- _What is being asked_
Every entry should be given again exactly, with nothing dropped.

Interface dataset entries:
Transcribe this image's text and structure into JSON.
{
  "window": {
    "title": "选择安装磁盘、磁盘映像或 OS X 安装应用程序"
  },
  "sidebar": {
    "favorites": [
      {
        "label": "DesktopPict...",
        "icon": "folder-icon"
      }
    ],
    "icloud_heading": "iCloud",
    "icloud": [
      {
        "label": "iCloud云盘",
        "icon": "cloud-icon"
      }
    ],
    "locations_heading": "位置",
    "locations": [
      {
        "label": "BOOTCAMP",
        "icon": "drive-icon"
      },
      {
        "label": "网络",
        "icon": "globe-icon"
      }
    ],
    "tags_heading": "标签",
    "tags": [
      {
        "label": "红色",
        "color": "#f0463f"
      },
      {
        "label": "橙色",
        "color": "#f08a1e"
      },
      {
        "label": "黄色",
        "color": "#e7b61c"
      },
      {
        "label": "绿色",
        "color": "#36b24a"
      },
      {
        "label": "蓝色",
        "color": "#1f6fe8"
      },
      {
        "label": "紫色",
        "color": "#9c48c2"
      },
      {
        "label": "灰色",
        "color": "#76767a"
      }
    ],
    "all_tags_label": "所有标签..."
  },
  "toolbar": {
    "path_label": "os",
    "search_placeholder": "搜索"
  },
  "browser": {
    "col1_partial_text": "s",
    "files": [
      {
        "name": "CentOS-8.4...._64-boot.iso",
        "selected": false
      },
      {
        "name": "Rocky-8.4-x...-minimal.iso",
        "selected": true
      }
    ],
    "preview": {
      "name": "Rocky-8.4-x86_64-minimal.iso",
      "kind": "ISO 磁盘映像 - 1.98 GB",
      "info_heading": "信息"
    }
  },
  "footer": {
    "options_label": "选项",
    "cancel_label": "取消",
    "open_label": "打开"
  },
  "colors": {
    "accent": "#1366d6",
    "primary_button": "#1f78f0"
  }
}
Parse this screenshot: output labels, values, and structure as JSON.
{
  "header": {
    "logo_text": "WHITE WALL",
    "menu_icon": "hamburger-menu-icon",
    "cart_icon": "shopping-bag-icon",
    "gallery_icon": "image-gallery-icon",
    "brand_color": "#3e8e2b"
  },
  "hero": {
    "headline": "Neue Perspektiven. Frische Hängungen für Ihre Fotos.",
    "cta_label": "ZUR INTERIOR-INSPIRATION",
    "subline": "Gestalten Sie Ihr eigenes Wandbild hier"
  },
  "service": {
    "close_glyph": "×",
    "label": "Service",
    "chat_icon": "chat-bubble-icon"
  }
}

- _Written solution_
Transcribe this image's text and structure into JSON.
{
  "window": {
    "title": "选择安装磁盘、磁盘映像或 OS X 安装应用程序"
  },
  "sidebar": {
    "favorites": [
      {
        "label": "DesktopPict...",
        "icon": "folder-icon"
      }
    ],
    "icloud_heading": "iCloud",
    "icloud": [
      {
        "label": "iCloud云盘",
        "icon": "cloud-icon"
      }
    ],
    "locations_heading": "位置",
    "locations": [
      {
        "label": "BOOTCAMP",
        "icon": "drive-icon"
      },
      {
        "label": "网络",
        "icon": "globe-icon"
      }
    ],
    "tags_heading": "标签",
    "tags": [
      {
        "label": "红色",
        "color": "#f0463f"
      },
      {
        "label": "橙色",
        "color": "#f08a1e"
      },
      {
        "label": "黄色",
        "color": "#e7b61c"
      },
      {
        "label": "绿色",
        "color": "#36b24a"
      },
      {
        "label": "蓝色",
        "color": "#1f6fe8"
      },
      {
        "label": "紫色",
        "color": "#9c48c2"
      },
      {
        "label": "灰色",
        "color": "#76767a"
      }
    ],
    "all_tags_label": "所有标签..."
  },
  "toolbar": {
    "path_label": "os",
    "search_placeholder": "搜索"
  },
  "browser": {
    "col1_partial_text": "s",
    "files": [
      {
        "name": "CentOS-8.4...._64-boot.iso",
        "selected": false
      },
      {
        "name": "Rocky-8.4-x...-minimal.iso",
        "selected": true
      }
    ],
    "preview": {
      "name": "Rocky-8.4-x86_64-minimal.iso",
      "kind": "ISO 磁盘映像 - 1.98 GB",
      "info_heading": "信息"
    }
  },
  "footer": {
    "options_label": "选项",
    "cancel_label": "取消",
    "open_label": "打开"
  },
  "colors": {
    "accent": "#1366d6",
    "primary_button": "#1f78f0"
  }
}
Parse this screenshot: output labels, values, and structure as JSON.
{
  "header": {
    "logo_text": "WHITE WALL",
    "menu_icon": "hamburger-menu-icon",
    "cart_icon": "shopping-bag-icon",
    "gallery_icon": "image-gallery-icon",
    "brand_color": "#3e8e2b"
  },
  "hero": {
    "headline": "Neue Perspektiven. Frische Hängungen für Ihre Fotos.",
    "cta_label": "ZUR INTERIOR-INSPIRATION",
    "subline": "Gestalten Sie Ihr eigenes Wandbild hier"
  },
  "service": {
    "close_glyph": "×",
    "label": "Service",
    "chat_icon": "chat-bubble-icon"
  }
}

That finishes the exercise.